The Taft Hotel blog has been closed for business in recent weeks because I’ve moved house. Now that I have time to catch up on some TV, I find that the BBC’s “cut and paste” department has been busy trawling through the archives once again to bring us cheap and cheerful telly for those cold winter nights.
The Home that 2 Built is the rather presumptuous title of a new documentary series charting how BBC2 lifestyle shows have shaped the homes, gardens and menus of Britain’s DIY-loving couch potatoes. Where better to start than the 1960s which, according to cheery narrator Mel Giedroyc (moonlighting from The Great British Bake Off), saw “the birth of modern home life”.
Talking heads like Alan Titchmarsh, Antony Worrall Thompson, Esther Rantzen and Laurence Llewelyn-Bowen join Mel in taking an irreverent look at the Beeb’s early attempts to educate the benighted British public, whose expectations had been lowered by years of war and rationing.
This was the decade that saw the launch of BBC2 itself (in April 1964), the birth of Terence Conran’s Habitat and – most important – the prime of Mrs Fanny Cradock.

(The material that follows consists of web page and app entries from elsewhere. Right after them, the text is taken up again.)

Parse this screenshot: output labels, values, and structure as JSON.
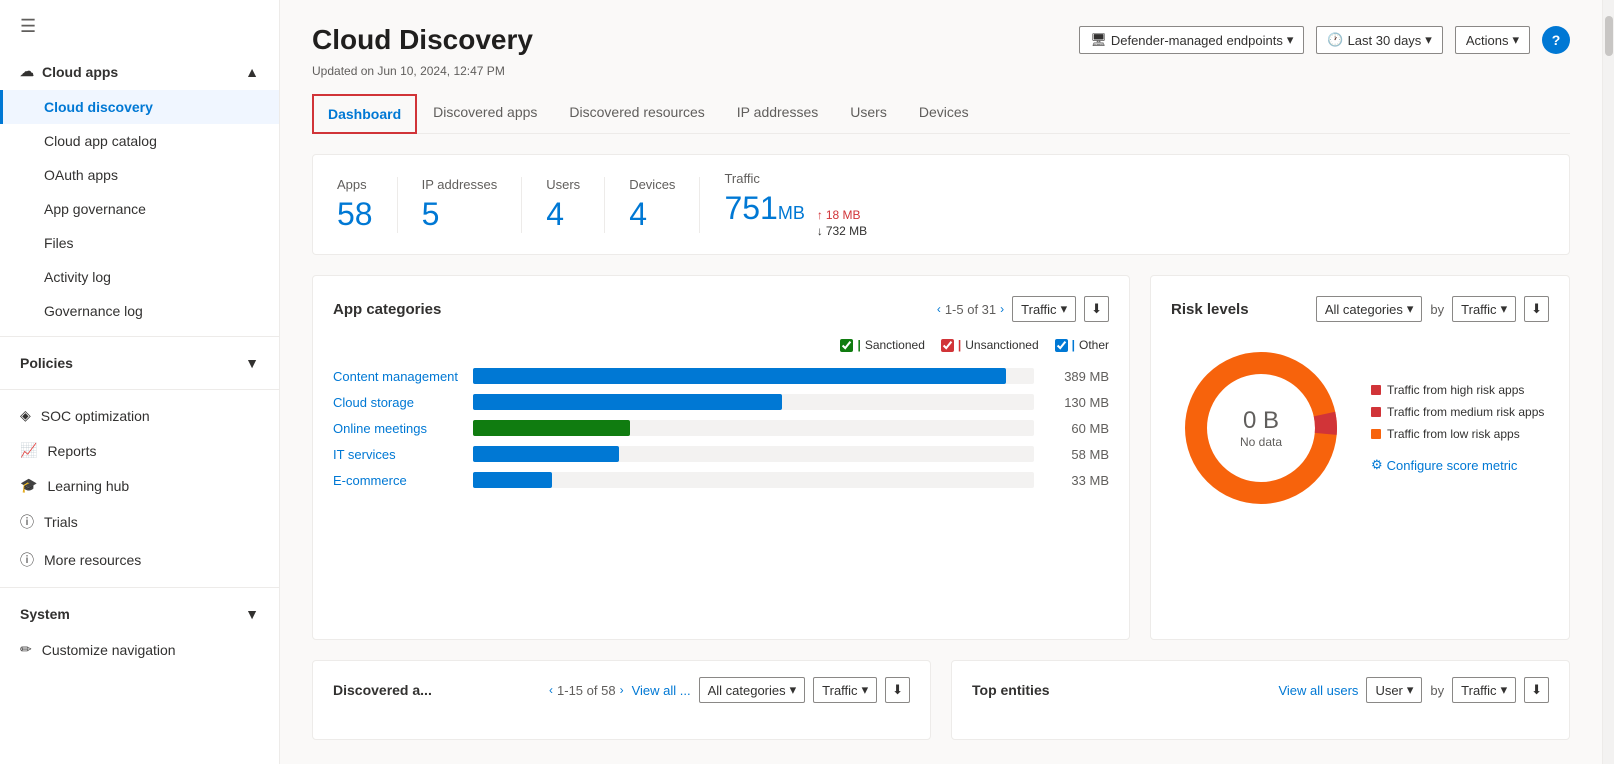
{
  "sidebar": {
    "hamburger_icon": "☰",
    "cloud_apps_label": "Cloud apps",
    "cloud_apps_chevron": "▲",
    "items": [
      {
        "id": "cloud-discovery",
        "label": "Cloud discovery",
        "active": true
      },
      {
        "id": "cloud-app-catalog",
        "label": "Cloud app catalog",
        "active": false
      },
      {
        "id": "oauth-apps",
        "label": "OAuth apps",
        "active": false
      },
      {
        "id": "app-governance",
        "label": "App governance",
        "active": false
      },
      {
        "id": "files",
        "label": "Files",
        "active": false
      },
      {
        "id": "activity-log",
        "label": "Activity log",
        "active": false
      },
      {
        "id": "governance-log",
        "label": "Governance log",
        "active": false
      }
    ],
    "policies_label": "Policies",
    "policies_chevron": "▼",
    "standalone_items": [
      {
        "id": "soc-optimization",
        "label": "SOC optimization",
        "icon": "◈"
      },
      {
        "id": "reports",
        "label": "Reports",
        "icon": "📈"
      },
      {
        "id": "learning-hub",
        "label": "Learning hub",
        "icon": "🎓"
      },
      {
        "id": "trials",
        "label": "Trials",
        "icon": "ⓘ"
      },
      {
        "id": "more-resources",
        "label": "More resources",
        "icon": "ⓘ"
      }
    ],
    "system_label": "System",
    "system_chevron": "▼",
    "customize_label": "Customize navigation"
  },
  "header": {
    "title": "Cloud Discovery",
    "updated_text": "Updated on Jun 10, 2024, 12:47 PM",
    "endpoint_btn": "Defender-managed endpoints",
    "time_btn": "Last 30 days",
    "actions_btn": "Actions",
    "help_btn": "?"
  },
  "tabs": [
    {
      "id": "dashboard",
      "label": "Dashboard",
      "active": true
    },
    {
      "id": "discovered-apps",
      "label": "Discovered apps",
      "active": false
    },
    {
      "id": "discovered-resources",
      "label": "Discovered resources",
      "active": false
    },
    {
      "id": "ip-addresses",
      "label": "IP addresses",
      "active": false
    },
    {
      "id": "users",
      "label": "Users",
      "active": false
    },
    {
      "id": "devices",
      "label": "Devices",
      "active": false
    }
  ],
  "stats": {
    "apps": {
      "label": "Apps",
      "value": "58"
    },
    "ip_addresses": {
      "label": "IP addresses",
      "value": "5"
    },
    "users": {
      "label": "Users",
      "value": "4"
    },
    "devices": {
      "label": "Devices",
      "value": "4"
    },
    "traffic": {
      "label": "Traffic",
      "value": "751",
      "unit": "MB",
      "upload": "18 MB",
      "download": "732 MB"
    }
  },
  "app_categories": {
    "title": "App categories",
    "pagination": "1-5 of 31",
    "dropdown": "Traffic",
    "legend": [
      {
        "label": "Sanctioned",
        "color": "#107c10"
      },
      {
        "label": "Unsanctioned",
        "color": "#d13438"
      },
      {
        "label": "Other",
        "color": "#0078d4"
      }
    ],
    "bars": [
      {
        "label": "Content management",
        "value": "389 MB",
        "pct": 95,
        "color": "#0078d4"
      },
      {
        "label": "Cloud storage",
        "value": "130 MB",
        "pct": 55,
        "color": "#0078d4"
      },
      {
        "label": "Online meetings",
        "value": "60 MB",
        "pct": 28,
        "color": "#107c10"
      },
      {
        "label": "IT services",
        "value": "58 MB",
        "pct": 26,
        "color": "#0078d4"
      },
      {
        "label": "E-commerce",
        "value": "33 MB",
        "pct": 14,
        "color": "#0078d4"
      }
    ]
  },
  "risk_levels": {
    "title": "Risk levels",
    "categories_label": "All categories",
    "by_label": "by",
    "traffic_label": "Traffic",
    "center_value": "0 B",
    "center_label": "No data",
    "legend": [
      {
        "label": "Traffic from high risk apps",
        "color": "#d13438"
      },
      {
        "label": "Traffic from medium risk apps",
        "color": "#d13438"
      },
      {
        "label": "Traffic from low risk apps",
        "color": "#f7630c"
      }
    ],
    "configure_link": "Configure score metric"
  },
  "discovered_apps": {
    "title": "Discovered a...",
    "pagination": "1-15 of 58",
    "view_all": "View all ...",
    "categories_label": "All categories",
    "traffic_label": "Traffic"
  },
  "top_entities": {
    "title": "Top entities",
    "view_all": "View all users",
    "user_label": "User",
    "by_label": "by",
    "traffic_label": "Traffic"
  }
}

Britons who’d become enured to “grey food” (according to Esther Rantzen) and what Antony Worrall Thompson recalls as “yellow broccoli” got a “culinary kick up the pants” when Fanny (aka Phyllis Nan Sortain Pechey) was hired by the BBC in the mid-60s as their main cookery presenter. She was brash, she was Euro-friendly (though not actually French, according to Esther) and her way of hectoring viewers, colleagues and husband Johnnie Cradock would eventually cause her downfall.

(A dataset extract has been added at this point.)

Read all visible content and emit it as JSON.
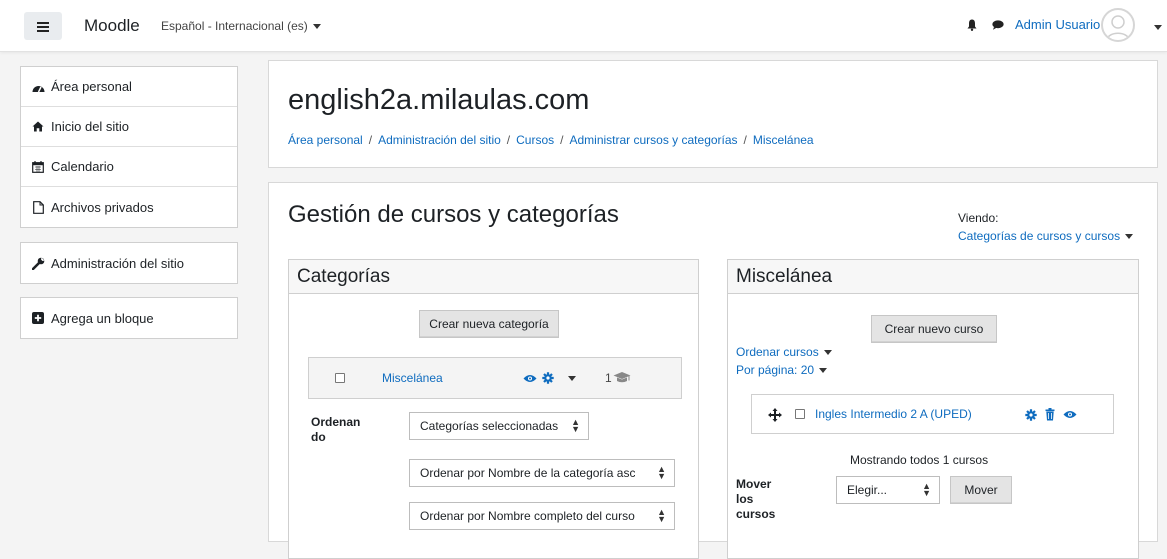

As Antony Worrall Thompson helpfully points out, “you couldn’t record anything in those days”. That’s just as well because the sight of a pink-suited Fanny Cradock swanning around the markets of Venice slurping baby sea snails is one that should carry a
Government Health Warning.
The 1960s also saw home improvement on the rise, a trend the BBC was keen to encourage with makeover shows like the popular Make it My Place (aka MIMP). Of course they didn’t have CAD in those days, so alternative design schemes had to be viewed on rather low-tech flipboards. Then, as now, viewers couldn’t get enough of other people’s homes, so why did these programmes wilfully refuse to show the results of the makeover?
The Home That 2 Built also examined the TV gardening craze and the phenomenally successful career of the genial Percy Thrower. (Fanny Cradock would have eaten him for breakfast.) Sadly, Percy’s run as presenter of BBC’s Gardener’s World came to a premature end after he appeared alongside Morecambe and Wise in an ITV advert for ICI garden
The best bit of the programme shows an experiment in taste and a stark illustration of the generation gap, as snooty interior designer David Hicks (a self-proclaimed “colour expert”) goes head to head with former char lady Margaret Powell to design the “perfect room”. David shops in Habitat, while the more conservative Margaret (sounding eerily like the great Irene Handl) is much more at home in Waring & Gillow.
Surveying her newly assembled collection of repro furniture, Margaret (unwisely) paraphrases Keats by declaring it “most decidedly a thing of beauty”. David’s patronising response is that her room contains “absolutely everything that I dislike”.
It may be just recycled TV and at times a little patronising about the period, but The Home That 2 Built is a revealing and enjoyable snapshot of the relationship between BBC2 and its viewers. I can’t wait to see what happens in the shagpile 70s.
(The Home That 2 Built is on Friday at 7pm on BBC2.)